By William Isaac, Published by The Chicago Tribune

Former Treasury Secretary Henry Paulson rushed to Capitol Hill last fall to request $700 billion in emergency funding to purchase “toxic” assets (e.g., mortgage-backed securities) from banks. He got his $700 billion, no questions asked, but then decided to invest most of the money in bank capital instead of bad loans. That midcourse correction was one of the best decisions made during the past six months.
Many people, inside and outside government, continue to be obsessed with the notion of taxpayers buying up toxic assets. They contend it is necessary to get bad loans out of the banks before they will resume lending.

That view represents a serious misdiagnosis of the problem. Purchasing hundreds of billions of assets from the banks will not cause them to resume consumer lending to any material degree. The banks do not have the capital or risk appetite to add materially to their consumer loan portfolios — they will make new consumer loans only if they can securitize and sell them.

Our focus needs to be on getting securitizations going again. We can buy up bad loans (at enormous cost to taxpayers) or we can use our precious dollars to promote new lending. The choice between those two options is a no-brainer. Among other things, reopening the credit markets for new loans will ultimately allow many of the existing loans to be restructured and refinanced.

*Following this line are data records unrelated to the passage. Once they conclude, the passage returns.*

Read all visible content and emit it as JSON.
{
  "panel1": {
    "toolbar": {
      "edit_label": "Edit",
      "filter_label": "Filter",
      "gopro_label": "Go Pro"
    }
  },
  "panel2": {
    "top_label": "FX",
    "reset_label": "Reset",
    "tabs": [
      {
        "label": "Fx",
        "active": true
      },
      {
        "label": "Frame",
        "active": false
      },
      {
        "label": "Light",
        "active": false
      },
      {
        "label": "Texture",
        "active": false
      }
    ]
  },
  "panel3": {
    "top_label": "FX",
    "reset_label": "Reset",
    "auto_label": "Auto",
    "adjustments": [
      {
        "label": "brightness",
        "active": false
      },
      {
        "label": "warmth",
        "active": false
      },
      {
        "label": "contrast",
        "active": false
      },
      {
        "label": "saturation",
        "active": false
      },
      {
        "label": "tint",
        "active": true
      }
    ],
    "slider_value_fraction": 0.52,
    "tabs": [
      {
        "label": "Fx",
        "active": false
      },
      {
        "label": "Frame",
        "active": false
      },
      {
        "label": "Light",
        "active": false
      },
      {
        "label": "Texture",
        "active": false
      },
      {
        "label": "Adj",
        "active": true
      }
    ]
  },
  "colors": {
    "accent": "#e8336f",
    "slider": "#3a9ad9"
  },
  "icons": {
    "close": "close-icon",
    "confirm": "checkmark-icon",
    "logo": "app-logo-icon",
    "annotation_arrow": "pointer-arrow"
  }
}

Three things are needed to energize the credit markets and the economy.

First, we need to build bank capital by continuing to invest in the banks. Thus far, taxpayer investments in bank capital have replaced less than half of the capital the Securities and Exchange Commission’s ill-conceived mark-to-market accounting rules have destroyed. Banks seeking taxpayer capital should be required to submit business plans for prudently increasing their lending over a reasonable period.

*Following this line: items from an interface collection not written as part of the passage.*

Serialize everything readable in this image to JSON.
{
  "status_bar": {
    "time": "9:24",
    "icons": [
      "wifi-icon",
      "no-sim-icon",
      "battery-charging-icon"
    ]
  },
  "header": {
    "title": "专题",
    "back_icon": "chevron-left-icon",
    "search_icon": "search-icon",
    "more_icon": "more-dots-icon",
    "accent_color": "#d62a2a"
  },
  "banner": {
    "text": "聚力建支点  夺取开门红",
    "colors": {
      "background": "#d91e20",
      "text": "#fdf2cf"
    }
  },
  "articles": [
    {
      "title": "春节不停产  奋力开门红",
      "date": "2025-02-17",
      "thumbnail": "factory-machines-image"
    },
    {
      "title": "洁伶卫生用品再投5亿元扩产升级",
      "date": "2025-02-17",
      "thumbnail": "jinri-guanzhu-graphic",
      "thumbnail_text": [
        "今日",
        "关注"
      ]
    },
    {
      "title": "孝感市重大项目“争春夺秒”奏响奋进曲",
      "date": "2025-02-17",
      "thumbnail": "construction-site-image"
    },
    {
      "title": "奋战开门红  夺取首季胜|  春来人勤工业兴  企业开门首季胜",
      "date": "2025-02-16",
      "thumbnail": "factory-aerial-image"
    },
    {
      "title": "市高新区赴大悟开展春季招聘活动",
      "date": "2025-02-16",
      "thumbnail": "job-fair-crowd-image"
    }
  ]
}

Second, we need to issue, for a fee, government guarantees (insurance) to enhance the credit-worthiness of securitizations of new consumer loans. This requires no deficit financing, does not involve the government in managing and collecting a bunch of bad loans, and, if structured properly, should entail reasonable costs to taxpayers.